Frey, W., Drake, R., Bond, G., Miller, A., Goldman, H., Salkever, D., & Holsenbeck, S. (2011). Mental Health Treatment Study: Final Report. Baltimore, MD: Westat.
- The study’s objective was to examine the impact of the Mental Health Treatment Study (MHTS), which provided supported employment services to Social Security Disability Insurance (SSDI) recipients with psychiatric disabilities.
- The study was a randomized controlled trial with 2,238 participants. The analysis used data from nine surveys administered over the two-year intervention period.
- The study found that MHTS had positive impacts on earnings measured 12 and 24 months after random assignment and on health outcomes 24 months after random assignment. There were no statistically significant impacts on disability benefits receipt.
- The quality of the evidence presented in this study is moderate for earnings and SSDI benefit receipt outcomes. This means we are somewhat confident that the estimated effects are attributable to the MHTS, but other factors might also have contributed. For the health outcomes, the quality of evidence presented in this study is low. This means we are not confident that the estimated effects are attributable to MHTS; other factors are likely to have contributed.
The Mental Health Treatment Study (MHTS)
Features of the Intervention
The MHTS tested a supported employment intervention. Supported employment interventions use a combination of employment and health services and supports to improve employment and other outcomes for people with psychiatric conditions. The MHTS provided a bundled, comprehensive intervention that combined evidence-based mental health treatments and services with integrated mental health and employment services. The program lasted 24 months and included supportive employment services, systematic medication management, behavioral health services, reimbursement for out-of-pocket behavioral health expenses, and coordinated mental health services. In addition, SSDI medical continuing disability reviews were suspended for three years from the date of program enrollment for those receiving the intervention. After 20 months in the program, participants began a four-month transition process to help return to normal services. Program implementation occurred during 2007 to 2010.
Features of the Study
The MHTS was a randomized controlled trial. Across the United States, 23 mental health centers were recruited for the program. Of those, 21 sites were community mental health agencies, one was a vocational center, and one was a housing center that provided vocational services for homeless people with mental illnesses. Within these centers, the Master Beneficiary Record file was used to identify eligible SSDI recipients who (1) were diagnosed with schizophrenia or an affective disorder, (2) were ages 18 to 55, (3) resided within a 30-mile radius of one of the 23 study sites, and (4) volunteered to participate in the study. Those who lived in a nursing home or custodial institution, had a legal guardian, had a life-threatening or terminal health condition, had already received supportive employment services within 30 days of recruitment, or had worked in a competitive job within six months of recruitment were ineligible for random assignment. All eligible, consenting participants were randomly assigned to either the treatment or control group. The treatment group was offered MHTS services, whereas the control group received services as usual, along with a comprehensive packet listing services in the community and $100 for completing follow-up surveys. The study randomized 2,238 people, with 1,121 in the treatment group and 1,117 in the control group.

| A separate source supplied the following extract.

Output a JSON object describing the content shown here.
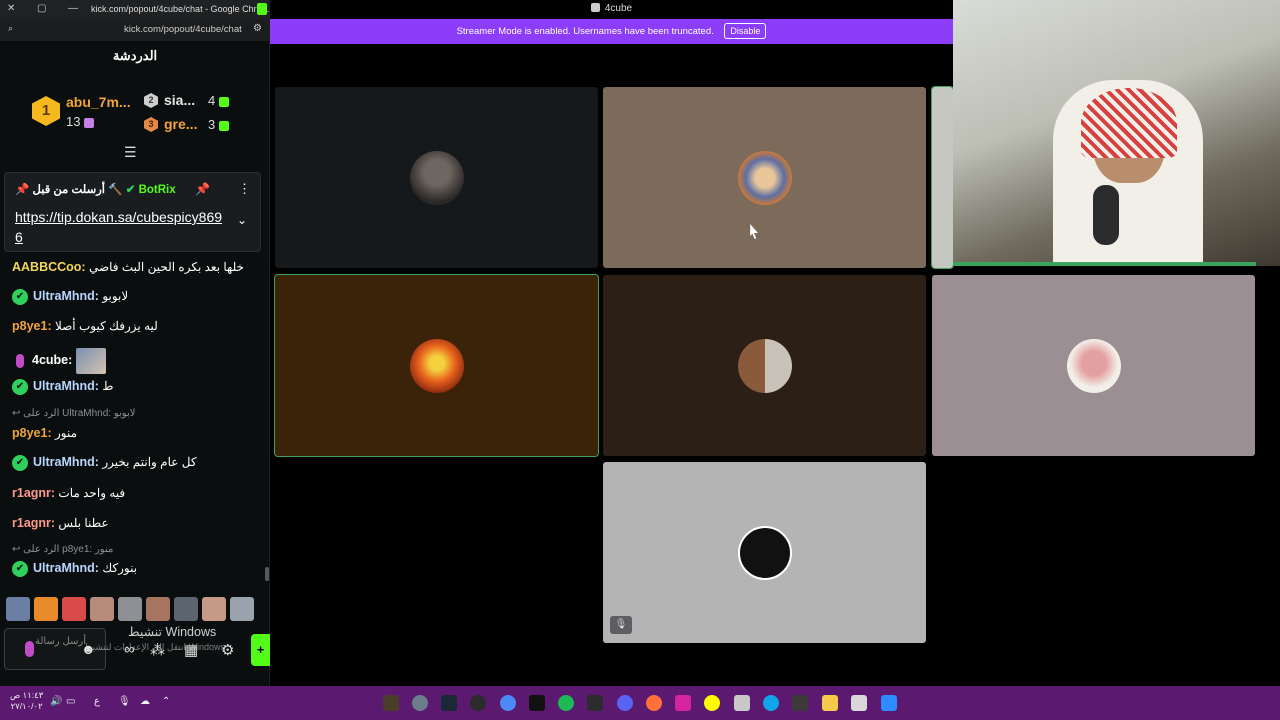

The analysis relied on survey data. Before random assignment, all participants completed a baseline survey. After random assignment, treatment and control group members completed eight surveys over the two-year program period (one every three months). The surveys asked a variety of questions on earnings, sources of income, employment, mental and physical health, and health care utilization.
- The estimated impact of the program on earnings was $50.12 in the first year following random assignment and $100 in the second year. Over the full study period, the program significantly increased average formal earnings by $72.35 across all eight quarters of the program.

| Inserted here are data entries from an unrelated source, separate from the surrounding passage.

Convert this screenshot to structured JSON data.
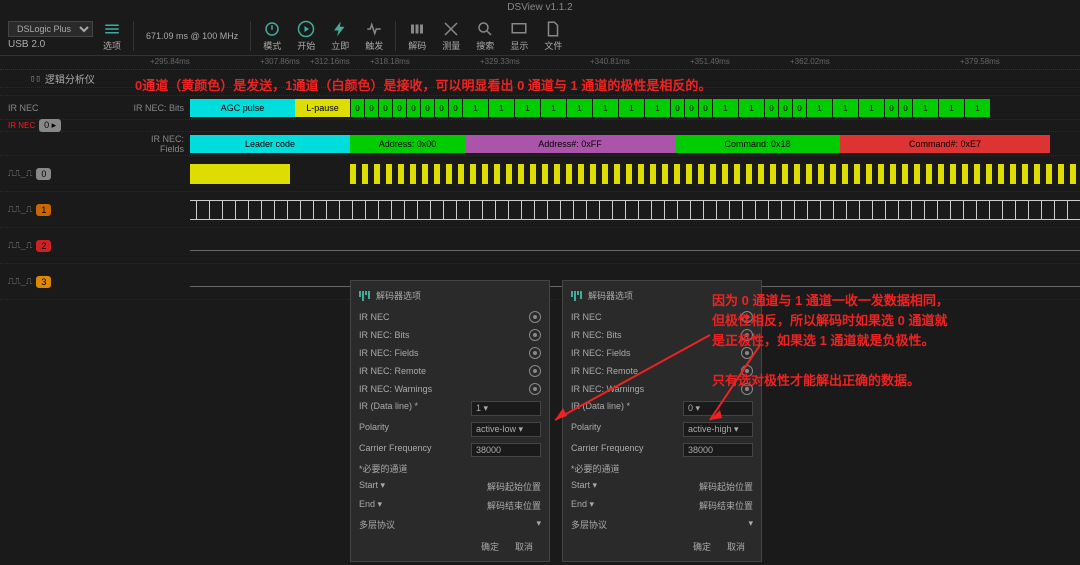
{
  "app_title": "DSView v1.1.2",
  "device_model": "DSLogic Plus",
  "usb_label": "USB 2.0",
  "sample_info": "671.09 ms @ 100 MHz",
  "toolbar": {
    "options": "选项",
    "mode": "模式",
    "start": "开始",
    "instant": "立即",
    "trigger": "触发",
    "decode": "解码",
    "measure": "测量",
    "search": "搜索",
    "display": "显示",
    "file": "文件"
  },
  "timeline_ticks": [
    "295.84ms",
    "307.86ms",
    "312.16ms",
    "318.18ms",
    "329.33ms",
    "340.81ms",
    "351.49ms",
    "362.02ms",
    "379.58ms"
  ],
  "analyzer_label": "逻辑分析仪",
  "annotation_top": "0通道（黄颜色）是发送，1通道（白颜色）是接收，可以明显看出 0 通道与 1 通道的极性是相反的。",
  "ir_label": "IR NEC",
  "bits_label": "IR NEC: Bits",
  "fields_label": "IR NEC: Fields",
  "segments": {
    "agc": "AGC pulse",
    "lpause": "L-pause",
    "leader": "Leader code",
    "address": "Address: 0x00",
    "address_n": "Address#: 0xFF",
    "command": "Command: 0x18",
    "command_n": "Command#: 0xE7"
  },
  "bit_stream": [
    "0",
    "0",
    "0",
    "0",
    "0",
    "0",
    "0",
    "0",
    "1",
    "1",
    "1",
    "1",
    "1",
    "1",
    "1",
    "1",
    "0",
    "0",
    "0",
    "1",
    "1",
    "0",
    "0",
    "0",
    "1",
    "1",
    "1",
    "0",
    "0",
    "1",
    "1",
    "1"
  ],
  "channel_labels": [
    "0",
    "1",
    "2",
    "3"
  ],
  "dialog_title": "解码器选项",
  "dialog_items": [
    "IR NEC",
    "IR NEC: Bits",
    "IR NEC: Fields",
    "IR NEC: Remote",
    "IR NEC: Warnings"
  ],
  "dialog_dataline": "IR (Data line) *",
  "dialog_polarity": "Polarity",
  "dialog_carrier": "Carrier Frequency",
  "dialog_carrier_val": "38000",
  "dialog_required": "*必要的通道",
  "dialog_start": "Start",
  "dialog_start_val": "解码起始位置",
  "dialog_end": "End",
  "dialog_end_val": "解码结束位置",
  "dialog_multi": "多层协议",
  "dialog_ok": "确定",
  "dialog_cancel": "取消",
  "dlg1": {
    "dataline": "1",
    "polarity": "active-low"
  },
  "dlg2": {
    "dataline": "0",
    "polarity": "active-high"
  },
  "ann_right1": "因为 0 通道与 1 通道一收一发数据相同，",
  "ann_right2": "但极性相反，所以解码时如果选 0 通道就",
  "ann_right3": "是正极性，如果选 1 通道就是负极性。",
  "ann_right4": "只有选对极性才能解出正确的数据。"
}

- There was not a statistically significant difference between the treatment and control groups on combined SSDI and Supplemental Security Income receipt over the two-year study period.

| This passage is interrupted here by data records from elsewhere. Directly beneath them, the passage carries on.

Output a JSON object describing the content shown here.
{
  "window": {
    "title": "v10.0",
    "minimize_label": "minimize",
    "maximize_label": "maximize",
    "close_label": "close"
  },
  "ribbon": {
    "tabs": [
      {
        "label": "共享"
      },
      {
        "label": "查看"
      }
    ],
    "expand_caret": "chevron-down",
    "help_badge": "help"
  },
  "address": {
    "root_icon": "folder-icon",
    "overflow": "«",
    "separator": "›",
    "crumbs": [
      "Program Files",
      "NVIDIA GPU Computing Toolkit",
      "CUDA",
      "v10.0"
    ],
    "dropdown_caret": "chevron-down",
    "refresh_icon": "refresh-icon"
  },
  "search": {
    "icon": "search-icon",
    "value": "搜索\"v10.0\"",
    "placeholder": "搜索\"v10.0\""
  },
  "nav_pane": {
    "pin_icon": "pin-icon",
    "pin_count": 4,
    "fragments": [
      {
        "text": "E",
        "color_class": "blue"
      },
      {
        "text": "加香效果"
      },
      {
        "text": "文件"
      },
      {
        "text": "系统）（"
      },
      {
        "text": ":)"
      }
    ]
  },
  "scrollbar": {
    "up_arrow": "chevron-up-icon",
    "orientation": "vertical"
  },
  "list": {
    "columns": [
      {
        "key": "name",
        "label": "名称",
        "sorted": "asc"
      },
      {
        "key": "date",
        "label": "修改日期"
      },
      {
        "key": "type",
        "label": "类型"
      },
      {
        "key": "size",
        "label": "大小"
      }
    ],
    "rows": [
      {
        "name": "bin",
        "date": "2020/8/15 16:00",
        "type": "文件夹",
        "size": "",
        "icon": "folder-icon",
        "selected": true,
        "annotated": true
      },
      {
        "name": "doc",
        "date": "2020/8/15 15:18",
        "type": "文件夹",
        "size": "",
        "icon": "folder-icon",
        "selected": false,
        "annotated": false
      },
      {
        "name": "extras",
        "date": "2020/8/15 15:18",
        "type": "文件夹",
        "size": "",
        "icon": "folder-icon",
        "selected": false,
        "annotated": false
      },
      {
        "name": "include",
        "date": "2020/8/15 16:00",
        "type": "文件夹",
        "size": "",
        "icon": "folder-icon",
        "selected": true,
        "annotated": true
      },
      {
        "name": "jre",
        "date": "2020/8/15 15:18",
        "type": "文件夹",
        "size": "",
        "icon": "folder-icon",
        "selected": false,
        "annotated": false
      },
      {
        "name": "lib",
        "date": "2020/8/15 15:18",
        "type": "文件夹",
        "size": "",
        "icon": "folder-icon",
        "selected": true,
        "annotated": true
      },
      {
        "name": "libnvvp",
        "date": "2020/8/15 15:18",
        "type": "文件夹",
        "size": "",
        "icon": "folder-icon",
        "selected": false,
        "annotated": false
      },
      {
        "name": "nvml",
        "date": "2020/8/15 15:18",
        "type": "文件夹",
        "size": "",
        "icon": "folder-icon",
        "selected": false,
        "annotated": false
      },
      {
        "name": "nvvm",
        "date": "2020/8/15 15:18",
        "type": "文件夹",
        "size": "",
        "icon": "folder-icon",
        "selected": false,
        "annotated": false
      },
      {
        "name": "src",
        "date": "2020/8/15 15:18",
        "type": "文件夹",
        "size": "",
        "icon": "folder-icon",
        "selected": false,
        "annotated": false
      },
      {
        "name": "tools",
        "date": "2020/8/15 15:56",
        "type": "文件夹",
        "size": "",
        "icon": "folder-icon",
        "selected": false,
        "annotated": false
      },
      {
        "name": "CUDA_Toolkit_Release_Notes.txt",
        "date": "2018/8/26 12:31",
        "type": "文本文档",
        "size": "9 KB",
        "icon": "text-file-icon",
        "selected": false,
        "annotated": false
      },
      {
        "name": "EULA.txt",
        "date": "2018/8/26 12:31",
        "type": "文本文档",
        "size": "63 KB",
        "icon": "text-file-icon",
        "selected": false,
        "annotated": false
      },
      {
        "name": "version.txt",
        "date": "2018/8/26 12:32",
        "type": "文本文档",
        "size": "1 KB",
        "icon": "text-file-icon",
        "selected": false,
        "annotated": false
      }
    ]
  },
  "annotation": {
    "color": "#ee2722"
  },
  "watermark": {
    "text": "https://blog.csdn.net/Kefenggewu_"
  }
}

- Over the course of two years, the MHTS significantly increased the number of clinic or mental health provider visits and mental health component score, and significantly decreased the number of hospital overnight stays and outpatient psychiatric crisis visits.
Considerations for Interpreting the Findings
Although the study design was a randomized controlled trial, sample attrition was high. This means the study was not eligible for a high causal evidence rating. For the analyses of earnings and SSDI receipt, the authors used 20 control variables in the model, including baseline earnings and employment, age, gender, race, multiple health indicators, and number of months on the SSDI rolls; therefore, these analyses receive a moderate causal evidence rating. However, in the analyses of health outcomes, the authors did not include sufficient controls to receive a moderate evidence rating. In addition, the authors imputed baseline and outcome variables for some of the individuals included in the analysis. Because the study had high attrition, this might bias the results in unknown ways.
Causal Evidence Rating
The quality of the evidence presented in this study is moderate for earnings and SSDI benefit receipt outcomes. This means we are somewhat confident that the estimated effects are attributable to the MHTS, but other factors might also have contributed. For the health outcomes, the quality of evidence presented in this study is low. This means we are not confident that the estimated effects are attributable to MHTS, but other factors are likely to have contributed.